There was another workshop at No. 22. Here a tailor, Louis Bazalgette, who occupied No. 22 Grosvenor Street from 1784 to 1800, (fn. 9) had a two-storey workshop over the coach-house and stables. It was lit principally from the side where a large window overlooked a passage leading off the mews which was shared with No. 21. Behind the workshop were a counting-house and a 'shop', also entered from the passage. (fn. 10) Both 'shop' and workshop communicated with the house in Grosvenor Street, which was able to retain its domestic appearance (Plate 9b) because the main access to the business premises was from the mews. Part of the passage remains but the mews buildings were rebuilt in 1898–9 at the same time as Nos. 21 and 22 Grosvenor Street.
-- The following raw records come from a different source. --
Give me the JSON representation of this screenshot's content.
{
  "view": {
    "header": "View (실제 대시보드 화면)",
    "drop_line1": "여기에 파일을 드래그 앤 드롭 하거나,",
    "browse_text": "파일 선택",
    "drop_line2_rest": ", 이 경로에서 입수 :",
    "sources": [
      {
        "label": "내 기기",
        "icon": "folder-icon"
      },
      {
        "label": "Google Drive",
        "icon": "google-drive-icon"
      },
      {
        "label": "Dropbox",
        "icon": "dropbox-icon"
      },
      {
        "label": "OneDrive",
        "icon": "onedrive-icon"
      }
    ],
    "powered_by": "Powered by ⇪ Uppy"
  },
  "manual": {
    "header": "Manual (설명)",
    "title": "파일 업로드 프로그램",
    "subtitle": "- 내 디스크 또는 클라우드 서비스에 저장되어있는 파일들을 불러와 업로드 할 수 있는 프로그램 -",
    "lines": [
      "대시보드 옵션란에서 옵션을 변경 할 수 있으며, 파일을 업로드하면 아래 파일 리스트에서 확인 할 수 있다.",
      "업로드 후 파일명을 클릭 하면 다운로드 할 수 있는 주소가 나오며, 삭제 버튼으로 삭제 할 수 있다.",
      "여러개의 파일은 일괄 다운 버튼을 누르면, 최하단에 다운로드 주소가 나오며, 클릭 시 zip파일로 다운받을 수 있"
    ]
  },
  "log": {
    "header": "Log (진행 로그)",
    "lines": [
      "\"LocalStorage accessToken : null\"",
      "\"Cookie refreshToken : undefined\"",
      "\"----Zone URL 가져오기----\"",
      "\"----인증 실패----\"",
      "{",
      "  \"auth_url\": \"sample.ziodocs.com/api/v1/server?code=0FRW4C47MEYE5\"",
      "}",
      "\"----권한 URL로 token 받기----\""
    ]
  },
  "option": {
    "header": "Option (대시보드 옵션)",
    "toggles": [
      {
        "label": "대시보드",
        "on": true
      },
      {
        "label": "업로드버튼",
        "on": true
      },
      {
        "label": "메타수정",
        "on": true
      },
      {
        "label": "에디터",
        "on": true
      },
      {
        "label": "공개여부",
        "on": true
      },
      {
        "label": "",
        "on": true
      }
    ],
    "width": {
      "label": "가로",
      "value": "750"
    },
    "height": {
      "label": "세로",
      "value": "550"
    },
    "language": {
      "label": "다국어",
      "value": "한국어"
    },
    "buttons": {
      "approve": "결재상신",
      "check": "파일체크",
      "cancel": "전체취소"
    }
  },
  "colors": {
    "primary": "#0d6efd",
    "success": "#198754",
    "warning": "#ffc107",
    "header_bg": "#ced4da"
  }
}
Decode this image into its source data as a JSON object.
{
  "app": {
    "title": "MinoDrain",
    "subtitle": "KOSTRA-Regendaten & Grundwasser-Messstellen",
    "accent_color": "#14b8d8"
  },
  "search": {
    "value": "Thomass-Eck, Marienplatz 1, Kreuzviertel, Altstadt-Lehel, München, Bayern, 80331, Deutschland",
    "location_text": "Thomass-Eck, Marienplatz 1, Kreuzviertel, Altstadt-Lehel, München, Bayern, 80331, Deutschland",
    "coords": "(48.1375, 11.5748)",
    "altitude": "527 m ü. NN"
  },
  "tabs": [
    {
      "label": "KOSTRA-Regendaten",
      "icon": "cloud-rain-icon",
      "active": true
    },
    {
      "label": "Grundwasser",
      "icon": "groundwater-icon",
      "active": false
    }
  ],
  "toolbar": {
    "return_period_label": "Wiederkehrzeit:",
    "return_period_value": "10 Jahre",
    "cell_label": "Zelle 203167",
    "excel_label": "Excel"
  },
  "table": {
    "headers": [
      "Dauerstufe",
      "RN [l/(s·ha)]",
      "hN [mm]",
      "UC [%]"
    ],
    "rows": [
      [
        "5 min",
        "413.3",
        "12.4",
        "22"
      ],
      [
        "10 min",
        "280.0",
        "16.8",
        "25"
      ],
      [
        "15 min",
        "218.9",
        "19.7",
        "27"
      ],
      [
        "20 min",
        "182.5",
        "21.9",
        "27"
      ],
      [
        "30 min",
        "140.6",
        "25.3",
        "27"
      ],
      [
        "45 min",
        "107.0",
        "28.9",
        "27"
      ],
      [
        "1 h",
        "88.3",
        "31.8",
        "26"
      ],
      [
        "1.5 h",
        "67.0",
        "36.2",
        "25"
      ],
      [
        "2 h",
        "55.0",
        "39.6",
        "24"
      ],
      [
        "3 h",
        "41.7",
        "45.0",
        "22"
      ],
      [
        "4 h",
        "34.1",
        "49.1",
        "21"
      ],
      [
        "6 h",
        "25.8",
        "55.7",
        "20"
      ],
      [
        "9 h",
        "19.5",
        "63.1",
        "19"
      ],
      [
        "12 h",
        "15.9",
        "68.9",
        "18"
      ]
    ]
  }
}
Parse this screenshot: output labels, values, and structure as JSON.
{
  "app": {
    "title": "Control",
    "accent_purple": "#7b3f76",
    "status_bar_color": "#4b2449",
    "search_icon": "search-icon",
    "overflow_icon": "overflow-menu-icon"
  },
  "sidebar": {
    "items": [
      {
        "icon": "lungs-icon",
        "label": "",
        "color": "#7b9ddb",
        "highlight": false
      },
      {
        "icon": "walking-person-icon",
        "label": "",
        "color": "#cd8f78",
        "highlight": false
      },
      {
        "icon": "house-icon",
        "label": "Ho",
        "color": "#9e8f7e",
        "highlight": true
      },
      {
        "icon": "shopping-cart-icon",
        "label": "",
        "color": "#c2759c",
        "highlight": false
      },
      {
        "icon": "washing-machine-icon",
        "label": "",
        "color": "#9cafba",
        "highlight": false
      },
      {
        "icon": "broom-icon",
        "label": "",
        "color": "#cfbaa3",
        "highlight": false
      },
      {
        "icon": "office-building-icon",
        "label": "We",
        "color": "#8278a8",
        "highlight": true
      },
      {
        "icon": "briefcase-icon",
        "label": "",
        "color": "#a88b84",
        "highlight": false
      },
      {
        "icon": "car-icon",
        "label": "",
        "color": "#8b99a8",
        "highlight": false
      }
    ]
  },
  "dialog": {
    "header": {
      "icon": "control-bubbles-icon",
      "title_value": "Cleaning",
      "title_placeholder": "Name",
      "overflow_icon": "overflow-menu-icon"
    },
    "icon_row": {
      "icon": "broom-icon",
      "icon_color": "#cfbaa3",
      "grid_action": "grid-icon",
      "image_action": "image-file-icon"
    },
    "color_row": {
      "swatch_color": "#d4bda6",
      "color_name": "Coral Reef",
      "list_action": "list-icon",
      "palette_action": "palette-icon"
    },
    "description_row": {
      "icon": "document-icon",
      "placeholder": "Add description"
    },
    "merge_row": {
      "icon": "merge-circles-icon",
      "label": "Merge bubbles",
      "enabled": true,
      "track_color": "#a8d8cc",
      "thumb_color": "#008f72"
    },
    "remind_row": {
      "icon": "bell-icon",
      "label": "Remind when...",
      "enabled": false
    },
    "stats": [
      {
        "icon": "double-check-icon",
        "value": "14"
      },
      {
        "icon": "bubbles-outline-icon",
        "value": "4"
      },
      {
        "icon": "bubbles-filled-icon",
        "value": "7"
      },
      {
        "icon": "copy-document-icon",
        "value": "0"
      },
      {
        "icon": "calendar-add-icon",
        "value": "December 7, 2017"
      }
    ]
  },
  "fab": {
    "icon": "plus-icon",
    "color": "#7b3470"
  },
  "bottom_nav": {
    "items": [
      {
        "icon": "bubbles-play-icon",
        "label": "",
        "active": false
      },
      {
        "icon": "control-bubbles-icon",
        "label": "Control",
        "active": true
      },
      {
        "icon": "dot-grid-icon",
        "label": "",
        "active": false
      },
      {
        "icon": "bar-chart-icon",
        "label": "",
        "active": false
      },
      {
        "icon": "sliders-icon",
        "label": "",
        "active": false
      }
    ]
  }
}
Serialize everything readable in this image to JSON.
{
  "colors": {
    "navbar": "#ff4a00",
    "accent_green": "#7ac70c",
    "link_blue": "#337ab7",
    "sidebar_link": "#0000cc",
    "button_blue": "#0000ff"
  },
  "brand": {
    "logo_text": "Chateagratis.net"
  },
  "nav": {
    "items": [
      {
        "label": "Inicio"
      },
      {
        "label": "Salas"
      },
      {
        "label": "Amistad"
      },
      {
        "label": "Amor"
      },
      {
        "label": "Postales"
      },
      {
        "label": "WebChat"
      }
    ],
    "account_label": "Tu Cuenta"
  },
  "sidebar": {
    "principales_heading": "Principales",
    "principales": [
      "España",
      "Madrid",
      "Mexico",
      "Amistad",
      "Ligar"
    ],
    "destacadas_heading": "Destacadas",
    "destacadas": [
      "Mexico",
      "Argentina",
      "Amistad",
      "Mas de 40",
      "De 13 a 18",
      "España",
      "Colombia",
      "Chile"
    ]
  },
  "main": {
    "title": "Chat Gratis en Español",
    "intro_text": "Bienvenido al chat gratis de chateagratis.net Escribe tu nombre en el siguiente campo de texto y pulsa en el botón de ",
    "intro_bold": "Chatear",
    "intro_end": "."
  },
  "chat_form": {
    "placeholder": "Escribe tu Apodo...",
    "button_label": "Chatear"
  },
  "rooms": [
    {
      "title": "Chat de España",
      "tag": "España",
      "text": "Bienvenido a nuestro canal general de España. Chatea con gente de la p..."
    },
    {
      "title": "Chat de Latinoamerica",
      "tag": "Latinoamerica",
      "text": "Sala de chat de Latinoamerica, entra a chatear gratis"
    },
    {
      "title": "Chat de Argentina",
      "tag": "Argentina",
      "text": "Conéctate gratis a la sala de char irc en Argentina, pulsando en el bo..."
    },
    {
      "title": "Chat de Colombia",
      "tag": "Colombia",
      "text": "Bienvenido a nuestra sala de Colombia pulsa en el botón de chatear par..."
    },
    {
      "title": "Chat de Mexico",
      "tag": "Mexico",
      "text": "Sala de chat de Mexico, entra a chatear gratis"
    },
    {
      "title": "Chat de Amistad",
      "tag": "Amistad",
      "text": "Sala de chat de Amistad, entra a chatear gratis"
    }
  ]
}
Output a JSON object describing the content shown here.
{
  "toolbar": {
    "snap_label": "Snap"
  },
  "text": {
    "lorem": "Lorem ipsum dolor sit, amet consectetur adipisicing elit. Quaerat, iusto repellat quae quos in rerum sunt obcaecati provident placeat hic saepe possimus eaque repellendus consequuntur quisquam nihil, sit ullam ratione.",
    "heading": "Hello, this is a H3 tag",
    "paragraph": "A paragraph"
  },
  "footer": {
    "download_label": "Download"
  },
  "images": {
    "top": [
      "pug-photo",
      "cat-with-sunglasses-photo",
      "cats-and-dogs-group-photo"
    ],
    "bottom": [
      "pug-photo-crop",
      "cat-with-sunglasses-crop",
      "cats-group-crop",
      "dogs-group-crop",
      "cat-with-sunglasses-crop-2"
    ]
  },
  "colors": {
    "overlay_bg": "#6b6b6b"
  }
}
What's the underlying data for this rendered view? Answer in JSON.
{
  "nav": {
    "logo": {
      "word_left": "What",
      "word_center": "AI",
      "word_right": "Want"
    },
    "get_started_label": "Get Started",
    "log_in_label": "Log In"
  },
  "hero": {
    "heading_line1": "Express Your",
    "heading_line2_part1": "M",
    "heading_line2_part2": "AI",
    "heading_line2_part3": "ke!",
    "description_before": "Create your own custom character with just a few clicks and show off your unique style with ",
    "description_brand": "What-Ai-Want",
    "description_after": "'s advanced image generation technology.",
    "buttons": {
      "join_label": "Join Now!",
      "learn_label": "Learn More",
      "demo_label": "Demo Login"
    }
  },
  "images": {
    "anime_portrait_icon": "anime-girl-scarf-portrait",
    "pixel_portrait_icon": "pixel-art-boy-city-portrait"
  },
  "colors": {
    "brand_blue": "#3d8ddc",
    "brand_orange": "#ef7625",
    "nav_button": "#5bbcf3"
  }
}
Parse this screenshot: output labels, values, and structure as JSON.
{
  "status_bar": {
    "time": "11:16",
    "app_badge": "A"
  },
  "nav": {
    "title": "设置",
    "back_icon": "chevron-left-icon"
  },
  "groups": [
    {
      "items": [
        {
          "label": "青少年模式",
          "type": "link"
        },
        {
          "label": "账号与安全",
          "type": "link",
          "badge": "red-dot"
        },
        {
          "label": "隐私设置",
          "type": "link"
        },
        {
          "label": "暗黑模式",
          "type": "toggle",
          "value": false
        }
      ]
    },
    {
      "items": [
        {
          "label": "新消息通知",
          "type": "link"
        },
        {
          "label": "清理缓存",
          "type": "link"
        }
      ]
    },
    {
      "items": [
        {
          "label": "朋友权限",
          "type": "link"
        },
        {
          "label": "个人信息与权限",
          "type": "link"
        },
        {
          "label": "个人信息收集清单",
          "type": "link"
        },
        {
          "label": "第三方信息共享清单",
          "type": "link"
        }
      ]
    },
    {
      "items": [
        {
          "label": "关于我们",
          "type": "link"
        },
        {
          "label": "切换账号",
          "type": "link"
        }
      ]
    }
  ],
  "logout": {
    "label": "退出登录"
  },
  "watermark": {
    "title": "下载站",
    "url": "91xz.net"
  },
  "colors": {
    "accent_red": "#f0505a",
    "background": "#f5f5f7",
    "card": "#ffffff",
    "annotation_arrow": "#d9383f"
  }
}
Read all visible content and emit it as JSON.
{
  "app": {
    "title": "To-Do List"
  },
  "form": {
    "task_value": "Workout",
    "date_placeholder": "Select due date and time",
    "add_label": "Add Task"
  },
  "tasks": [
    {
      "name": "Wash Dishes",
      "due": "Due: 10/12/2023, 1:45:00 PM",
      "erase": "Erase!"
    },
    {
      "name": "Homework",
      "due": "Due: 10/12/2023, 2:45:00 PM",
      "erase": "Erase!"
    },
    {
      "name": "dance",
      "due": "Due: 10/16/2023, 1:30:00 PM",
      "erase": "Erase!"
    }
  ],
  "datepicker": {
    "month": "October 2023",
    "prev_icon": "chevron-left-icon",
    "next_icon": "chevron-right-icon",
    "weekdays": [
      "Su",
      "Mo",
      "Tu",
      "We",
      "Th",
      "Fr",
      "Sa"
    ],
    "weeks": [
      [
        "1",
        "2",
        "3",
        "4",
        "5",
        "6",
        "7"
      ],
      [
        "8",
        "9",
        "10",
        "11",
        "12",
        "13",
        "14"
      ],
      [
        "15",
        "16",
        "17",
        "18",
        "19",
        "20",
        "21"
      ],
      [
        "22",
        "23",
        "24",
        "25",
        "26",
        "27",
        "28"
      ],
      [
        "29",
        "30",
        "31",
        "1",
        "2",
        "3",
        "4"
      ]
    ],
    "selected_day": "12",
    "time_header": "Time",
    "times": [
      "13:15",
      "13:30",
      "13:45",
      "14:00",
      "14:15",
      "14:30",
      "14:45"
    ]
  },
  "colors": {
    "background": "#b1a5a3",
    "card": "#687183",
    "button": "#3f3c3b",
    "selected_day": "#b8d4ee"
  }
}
There are few buildings of note left in Brook's Mews. The south side is now dominated by modern office blocks and the north side by the great bulk of Claridge's. To the east of Claridge's the long rear elevation of the Bath Club has a number of large projecting windows. The rear of the main premises at Nos. 41 and 43 Brook Street was largely rebuilt to the designs of Charles Gordon Smith in 1914–15, but a large bow window with small-paned sashes behind No. 43 which lights the Club's main dining-room was inserted in 1919 to the designs of Wimperis and Simpson. The additional wing of the club behind No. 39 Brook Street was originally built in 1927 to the designs of Michael Waterhouse as a three-storey mews house with two projecting bay windows on the first floor. (fn. 11) No. 52 Brook's Mews, a three-storey red-brick and stone builder's workshop which retains its projecting iron beam and lifting gear, occupies part of the site of Armstrong and Wyatt's workshop. It was built as late as 1915–16 for Jonathan Andrews and Sons of Mount Street to the designs of the firm's architect, Horace J. Helsdon, and is now occupied by the building firm of George Smith of Avery Row. (fn. 12)